~Sia McKye~ said...

John--exactly. Beth has a gift for making a story idea better and for sure offers great info as a filter to run our story through in the editing process. But this is also good info for planning stages of a story b/c you want the readers to anticipate what's coming.

Suzanne--anticipation creates energy in any WIP. :-)

Crystal--i have several such notes tacked about when writing.

~Sia McKye~ said...

Kat--oh, me too! No doubt you've heard the words--lovely words and descriptions but what exactly is *this* doing for the overall story? Um...well...um...lol!

LG--it is. In my stories it's gotta be in the background right along with the crescendos of the music score ratching up the ante.

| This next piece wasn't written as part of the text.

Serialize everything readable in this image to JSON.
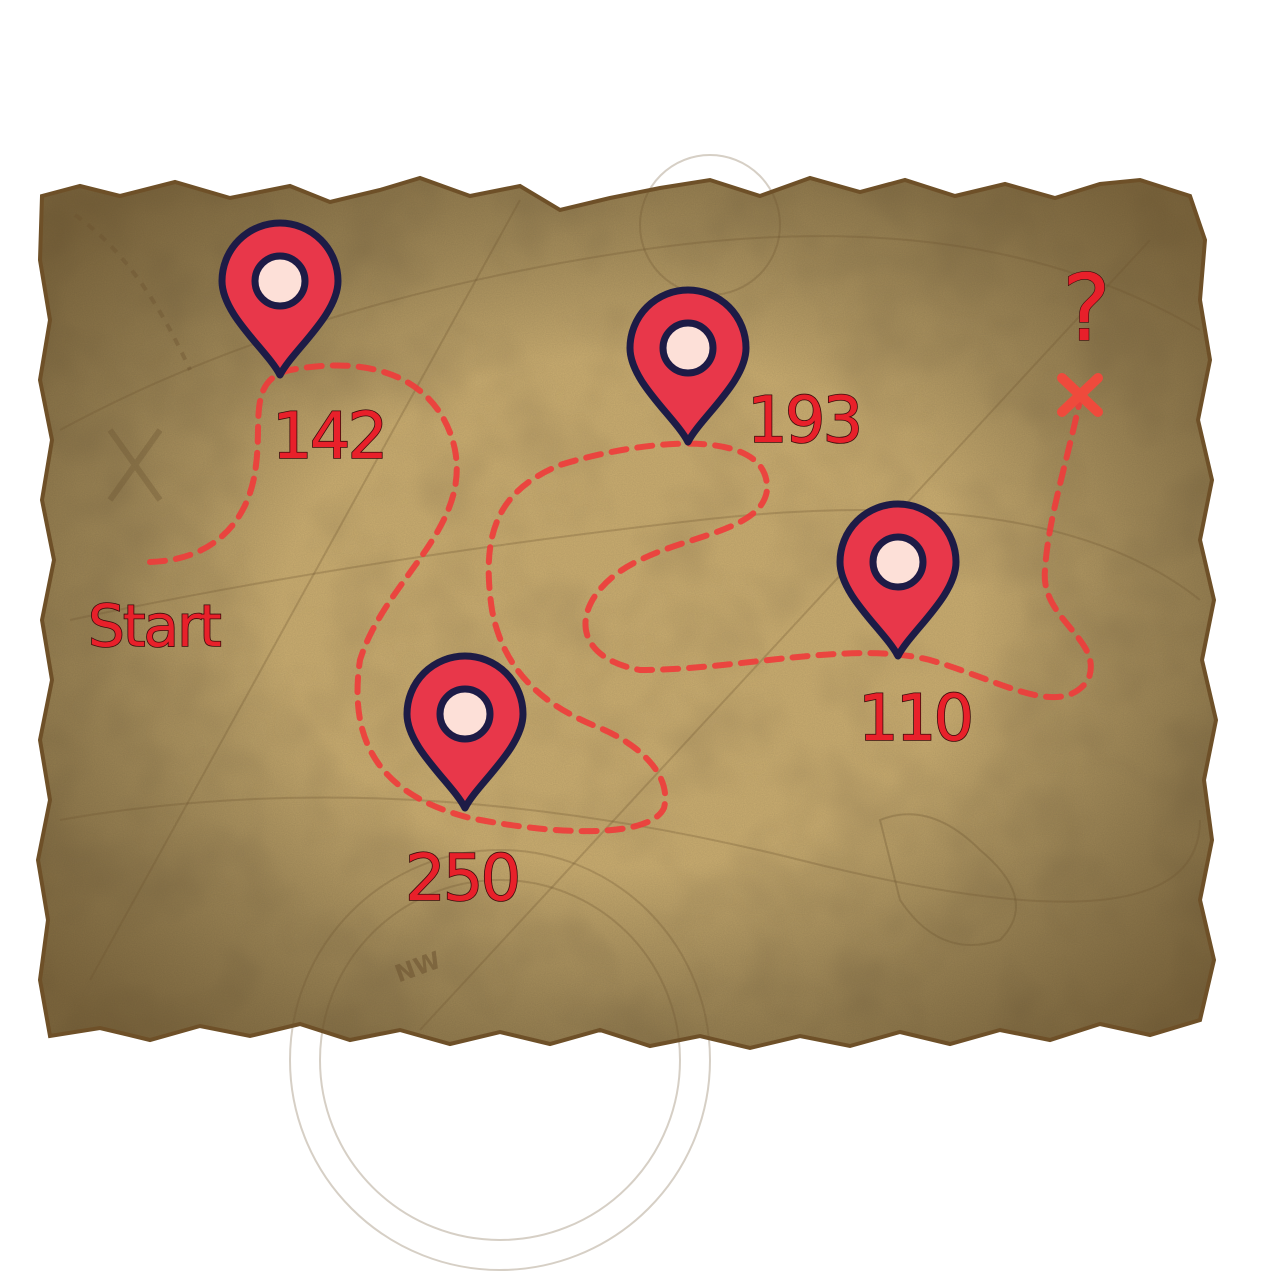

Alex--time being of essence certainly tightens the anticipation in the reader.

Keith--Thank you. I'm glad to hear it. :-)

Olivia--even in the rough your stories are smooth and fun. :-)

James Rafferty said...

Hi Beth. I always enjoy reading your editing advice. I'm well into edits on my current WIP and these are good reminders about ways to keep the pages turning.

Yolanda Renee said...

Beautifully presented! Thanks Beth!

Doing a rewrite now - this is perfect!

saraleeetter said...

These are great ideas! I'm definitely going to find ways to build these into my mystery novel. Thanks for a great list!

Inger said...

This post provides so many good ideas for writers. Thanks for stopping by my blog a while back.

Old Kitty said...

Great tips - thank you! I really like the one about showing inevitabilities (phew - long word! LOL!)! Totally makes sense that one would lead to another! Excellent! Take care
x

Nicole Zoltack said...

Great advice!